As the rule itself indicates, "[j]udgment as a matter of law is appropriate when the evidence presented at trial permits only one reasonable conclusion." Santos v. Gates, 287 F.3d 846, 851 (9th Cir. 2002). Thus, "the court is permitted to take a case away from the jury by entering a judgment if there is not sufficient evidence to raise a genuine factual controversy." Tijani v. Blanas, No. 2:00-cv-00069-RRB-EFB, 2007 WL 1139408, at *1 (E.D. Cal. Apr. 17, 2007).
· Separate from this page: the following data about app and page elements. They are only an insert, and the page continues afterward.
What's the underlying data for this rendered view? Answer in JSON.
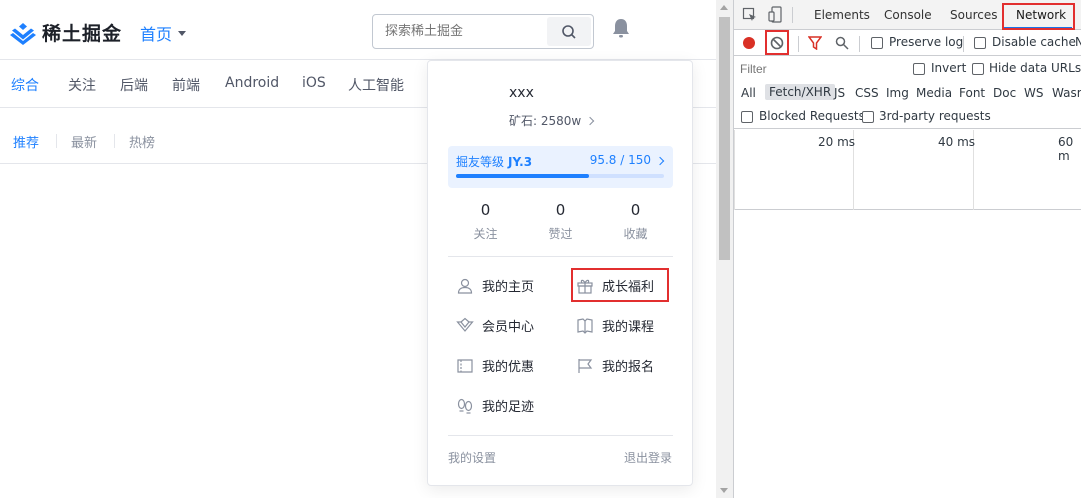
{
  "site": {
    "logo_text": "稀土掘金",
    "home_label": "首页",
    "search_placeholder": "探索稀土掘金",
    "nav": [
      "综合",
      "关注",
      "后端",
      "前端",
      "Android",
      "iOS",
      "人工智能"
    ],
    "subnav": [
      "推荐",
      "最新",
      "热榜"
    ]
  },
  "panel": {
    "username": "xxx",
    "ore": "矿石: 2580w",
    "level_label": "掘友等级",
    "level_value": "JY.3",
    "level_progress_text": "95.8 / 150",
    "level_progress": 0.639,
    "stats": [
      {
        "num": "0",
        "label": "关注"
      },
      {
        "num": "0",
        "label": "赞过"
      },
      {
        "num": "0",
        "label": "收藏"
      }
    ],
    "menu": {
      "my_home": "我的主页",
      "growth": "成长福利",
      "vip": "会员中心",
      "courses": "我的课程",
      "coupons": "我的优惠",
      "signup": "我的报名",
      "footprint": "我的足迹"
    },
    "settings": "我的设置",
    "logout": "退出登录"
  },
  "devtools": {
    "tabs": [
      "Elements",
      "Console",
      "Sources",
      "Network"
    ],
    "preserve_log": "Preserve log",
    "disable_cache": "Disable cache",
    "more": "N",
    "filter_placeholder": "Filter",
    "invert": "Invert",
    "hide_data_urls": "Hide data URLs",
    "types": [
      "All",
      "Fetch/XHR",
      "JS",
      "CSS",
      "Img",
      "Media",
      "Font",
      "Doc",
      "WS",
      "Wasm"
    ],
    "blocked_requests": "Blocked Requests",
    "third_party": "3rd-party requests",
    "timeline": [
      "20 ms",
      "40 ms",
      "60 m"
    ]
  },
  "colors": {
    "accent": "#1e80ff",
    "highlight": "#e22f2f"
  }
}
Since no new evidence or a change of controlling law has been offered, Plaintiff essentially contends that the Court committed clear error when it found that the evidence presented during trial was insufficient to substantiate the allegations that Defendants were deliberately indifferent to Plaintiff's serious medical needs. Plaintiff's complaint identified two areas in which he alleged the Defendants' care was deficient: (1) by discontinuing Plaintiff's Morphine prescription "cold turkey" after Plaintiff was found hoarding the medication in his cell, and (2) by Defendants' failure or refusal to provide Plaintiff alternative pain medication. Compl., ECF No. 1, at 11-13. Consistent with this Court's previous determination, no reasonable jury could find that Defendants' alleged actions rose to the requisite level of deliberate indifference for Plaintiff to succeed on his § 1983 claim.
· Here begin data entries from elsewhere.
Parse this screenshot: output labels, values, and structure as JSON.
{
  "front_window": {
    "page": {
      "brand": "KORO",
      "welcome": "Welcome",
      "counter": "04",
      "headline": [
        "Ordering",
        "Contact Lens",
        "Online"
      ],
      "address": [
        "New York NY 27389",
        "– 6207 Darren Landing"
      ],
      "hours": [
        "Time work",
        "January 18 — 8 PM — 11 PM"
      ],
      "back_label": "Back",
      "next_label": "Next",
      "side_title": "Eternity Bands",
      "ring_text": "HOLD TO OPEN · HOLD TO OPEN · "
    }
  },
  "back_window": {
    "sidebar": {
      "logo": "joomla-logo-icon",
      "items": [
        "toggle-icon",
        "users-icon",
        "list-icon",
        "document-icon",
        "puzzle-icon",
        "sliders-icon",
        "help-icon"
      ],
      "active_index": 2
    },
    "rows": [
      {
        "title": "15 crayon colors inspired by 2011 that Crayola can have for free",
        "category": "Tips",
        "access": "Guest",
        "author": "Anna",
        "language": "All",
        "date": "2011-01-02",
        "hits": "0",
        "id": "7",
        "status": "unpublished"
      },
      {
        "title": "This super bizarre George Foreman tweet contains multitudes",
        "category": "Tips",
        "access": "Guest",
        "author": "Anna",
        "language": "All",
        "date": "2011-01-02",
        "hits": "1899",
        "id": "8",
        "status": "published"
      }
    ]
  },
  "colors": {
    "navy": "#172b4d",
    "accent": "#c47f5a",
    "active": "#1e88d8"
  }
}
In order to recover under § 1983 for the deprivation of a citizen's Due Process rights, a plaintiff must prove that: (1) a government employee (2) was subjectively aware (3) of a serious medical need and (4) acted with deliberate indifference. Estelle v. Gamble, 429 U.S. 97, 104-06 (1976); Simmons v. Navajo Cnty., 609 F.3d 1011, 1017-18 (9th Cir. 2010). A medical need is serious if failure to treat it will result in "further significant injury or the unnecessary and wanton infliction of pain.'" Jett v. Penner, 439 F.3d 1091, 1096 (9th Cir. 2006) (quoting McGuckin v. Smith, 974 F.2d 1050, 1059 (9th Cir. 1992), overruled on other grounds, WMX Technologies, Inc. v. Miller, 104 F.3d 1133, 1136 (9th Cir. 1997) (en banc)). A prison official is deliberately indifferent to that need if he "knows of and disregards an excessive risk to inmate health or safety." Farmer v. Brennan, 511 U.S. 825, 837 (1994). To be liable, "the official must both be aware of facts from which the inference could be drawn that a substantial risk of serious harm exists, and ...